Erythronium tuolumnense is a species of flowering plant in the family Liliaceae, known by the common name Tuolumne fawn lily or Tuolumne dog's tooth violet. However, it is neither a true lily nor a violet. It is endemic to the Sierra Nevada of Tuolumne County, California; from 600 m (1,969 ft) along Italian Bar Road up to 1,000 m (3,281 ft) altitude at the headwaters of Deer Creek.
This hardy perennial wildflower grows from a bulb 5–10 cm (2–4 in) wide, sometimes with associated bulblets.

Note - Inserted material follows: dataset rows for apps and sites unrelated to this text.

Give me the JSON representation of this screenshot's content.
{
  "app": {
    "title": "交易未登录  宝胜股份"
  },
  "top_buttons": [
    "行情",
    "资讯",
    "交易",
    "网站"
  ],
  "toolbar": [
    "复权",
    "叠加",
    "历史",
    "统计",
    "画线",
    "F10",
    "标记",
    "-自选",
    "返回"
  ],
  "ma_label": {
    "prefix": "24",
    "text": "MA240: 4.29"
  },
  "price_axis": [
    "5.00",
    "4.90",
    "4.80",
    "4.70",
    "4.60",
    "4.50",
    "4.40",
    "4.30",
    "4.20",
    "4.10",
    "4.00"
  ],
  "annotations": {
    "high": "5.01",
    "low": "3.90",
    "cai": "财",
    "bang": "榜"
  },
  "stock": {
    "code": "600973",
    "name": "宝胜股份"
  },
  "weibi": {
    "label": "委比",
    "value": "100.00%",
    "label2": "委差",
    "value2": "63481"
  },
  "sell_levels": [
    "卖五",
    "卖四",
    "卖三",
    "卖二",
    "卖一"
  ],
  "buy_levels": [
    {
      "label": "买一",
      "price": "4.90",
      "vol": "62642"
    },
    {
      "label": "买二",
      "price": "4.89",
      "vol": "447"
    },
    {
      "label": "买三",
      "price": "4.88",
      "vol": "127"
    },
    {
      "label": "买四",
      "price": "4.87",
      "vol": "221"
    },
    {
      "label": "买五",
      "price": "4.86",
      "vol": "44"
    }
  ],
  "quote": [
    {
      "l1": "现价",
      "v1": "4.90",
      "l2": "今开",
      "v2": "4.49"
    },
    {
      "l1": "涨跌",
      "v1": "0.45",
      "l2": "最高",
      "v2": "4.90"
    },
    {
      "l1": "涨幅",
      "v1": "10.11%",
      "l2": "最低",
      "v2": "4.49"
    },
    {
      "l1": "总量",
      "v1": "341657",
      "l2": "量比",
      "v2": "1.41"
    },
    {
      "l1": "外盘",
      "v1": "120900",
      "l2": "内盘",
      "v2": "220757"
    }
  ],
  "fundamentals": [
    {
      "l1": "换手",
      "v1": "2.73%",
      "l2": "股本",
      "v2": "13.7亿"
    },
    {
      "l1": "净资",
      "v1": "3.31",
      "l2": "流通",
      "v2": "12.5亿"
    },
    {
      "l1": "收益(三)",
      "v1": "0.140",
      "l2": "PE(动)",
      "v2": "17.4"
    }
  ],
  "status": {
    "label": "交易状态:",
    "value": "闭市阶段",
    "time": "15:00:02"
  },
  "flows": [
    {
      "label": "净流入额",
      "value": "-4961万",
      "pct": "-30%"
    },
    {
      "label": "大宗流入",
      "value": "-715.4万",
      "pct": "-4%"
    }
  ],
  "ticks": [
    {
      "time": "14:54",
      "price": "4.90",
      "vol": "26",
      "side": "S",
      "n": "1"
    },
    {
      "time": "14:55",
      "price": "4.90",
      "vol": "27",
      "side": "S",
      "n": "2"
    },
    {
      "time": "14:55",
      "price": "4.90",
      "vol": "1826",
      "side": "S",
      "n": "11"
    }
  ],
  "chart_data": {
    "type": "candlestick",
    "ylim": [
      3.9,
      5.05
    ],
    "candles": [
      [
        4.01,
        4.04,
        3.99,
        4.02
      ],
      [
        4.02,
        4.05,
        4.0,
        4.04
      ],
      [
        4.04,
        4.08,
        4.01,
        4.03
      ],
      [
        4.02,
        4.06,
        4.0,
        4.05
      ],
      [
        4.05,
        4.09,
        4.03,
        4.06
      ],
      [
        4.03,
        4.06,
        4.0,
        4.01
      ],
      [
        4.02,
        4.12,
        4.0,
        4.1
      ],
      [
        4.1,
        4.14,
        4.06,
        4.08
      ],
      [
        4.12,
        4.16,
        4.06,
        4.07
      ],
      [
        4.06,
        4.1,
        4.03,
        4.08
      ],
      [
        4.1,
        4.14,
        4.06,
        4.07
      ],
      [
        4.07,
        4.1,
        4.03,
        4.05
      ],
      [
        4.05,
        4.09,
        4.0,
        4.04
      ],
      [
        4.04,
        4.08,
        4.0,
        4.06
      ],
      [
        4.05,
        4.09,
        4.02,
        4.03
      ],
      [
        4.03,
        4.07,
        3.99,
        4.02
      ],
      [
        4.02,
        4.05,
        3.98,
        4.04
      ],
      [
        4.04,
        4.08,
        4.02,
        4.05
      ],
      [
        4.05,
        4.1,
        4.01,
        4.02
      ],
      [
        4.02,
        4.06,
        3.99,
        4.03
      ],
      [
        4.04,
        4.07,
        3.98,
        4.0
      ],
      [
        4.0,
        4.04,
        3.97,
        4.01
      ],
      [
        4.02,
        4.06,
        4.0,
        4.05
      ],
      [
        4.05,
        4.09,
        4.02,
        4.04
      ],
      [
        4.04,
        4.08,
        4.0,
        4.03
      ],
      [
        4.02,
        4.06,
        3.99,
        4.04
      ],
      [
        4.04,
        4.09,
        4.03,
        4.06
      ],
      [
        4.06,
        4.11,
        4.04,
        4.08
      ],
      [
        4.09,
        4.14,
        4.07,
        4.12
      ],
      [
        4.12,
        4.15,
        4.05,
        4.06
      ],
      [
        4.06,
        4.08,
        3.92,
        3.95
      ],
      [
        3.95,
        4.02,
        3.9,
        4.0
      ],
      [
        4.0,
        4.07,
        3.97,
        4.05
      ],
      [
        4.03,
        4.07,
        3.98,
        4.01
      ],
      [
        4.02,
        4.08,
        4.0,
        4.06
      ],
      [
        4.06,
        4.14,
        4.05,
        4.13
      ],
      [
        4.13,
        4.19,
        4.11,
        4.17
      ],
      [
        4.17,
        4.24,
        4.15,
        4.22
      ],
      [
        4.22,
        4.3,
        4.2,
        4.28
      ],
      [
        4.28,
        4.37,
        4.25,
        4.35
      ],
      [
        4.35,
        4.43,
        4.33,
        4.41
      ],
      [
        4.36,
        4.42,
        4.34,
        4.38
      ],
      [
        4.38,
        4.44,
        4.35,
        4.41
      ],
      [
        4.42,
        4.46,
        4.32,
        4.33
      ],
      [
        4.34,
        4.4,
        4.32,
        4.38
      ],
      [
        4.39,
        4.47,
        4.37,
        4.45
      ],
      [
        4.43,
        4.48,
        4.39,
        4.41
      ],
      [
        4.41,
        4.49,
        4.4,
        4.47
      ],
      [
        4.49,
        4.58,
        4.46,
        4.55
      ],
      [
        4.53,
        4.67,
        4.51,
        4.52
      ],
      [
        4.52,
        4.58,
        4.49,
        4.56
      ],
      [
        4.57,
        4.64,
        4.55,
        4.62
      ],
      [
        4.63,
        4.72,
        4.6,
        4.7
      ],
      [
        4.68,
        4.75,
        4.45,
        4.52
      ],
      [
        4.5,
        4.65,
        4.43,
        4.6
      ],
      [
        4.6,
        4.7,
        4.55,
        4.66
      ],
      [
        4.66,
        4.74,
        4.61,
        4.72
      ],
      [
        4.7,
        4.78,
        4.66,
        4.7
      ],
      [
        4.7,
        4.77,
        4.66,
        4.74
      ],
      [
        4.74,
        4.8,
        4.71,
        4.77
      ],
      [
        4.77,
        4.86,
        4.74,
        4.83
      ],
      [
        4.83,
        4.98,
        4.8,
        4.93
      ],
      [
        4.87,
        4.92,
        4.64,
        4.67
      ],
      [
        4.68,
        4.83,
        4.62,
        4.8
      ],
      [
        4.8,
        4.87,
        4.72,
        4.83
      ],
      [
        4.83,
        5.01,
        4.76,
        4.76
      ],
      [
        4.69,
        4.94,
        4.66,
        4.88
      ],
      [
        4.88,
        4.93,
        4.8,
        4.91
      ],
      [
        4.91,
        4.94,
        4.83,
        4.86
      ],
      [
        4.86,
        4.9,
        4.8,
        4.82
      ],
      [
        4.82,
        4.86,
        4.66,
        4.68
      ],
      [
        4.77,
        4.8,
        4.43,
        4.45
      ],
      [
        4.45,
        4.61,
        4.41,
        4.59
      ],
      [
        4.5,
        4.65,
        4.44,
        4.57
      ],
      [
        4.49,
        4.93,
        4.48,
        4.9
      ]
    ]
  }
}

The bulb resembles a dog's tooth in shape and colour, hence the name "dog's tooth" (which also applies to other erythronium species such as E. dens-canis). It produces two small leaves and a reddish stalk up to 35 cm (14 in) tall bearing one to five flowers. The flower has bright yellow recurved tepals, a white style and white stamens tipped with large yellow anthers.
This rare plant is threatened by human activity such as logging in its small native range.
Inhabiting moist, light deciduous woodland, this plant is also found in cultivation. The species and the hybrid cultivar 'Pagoda' have gained the Royal Horticultural Society's Award of Garden Merit.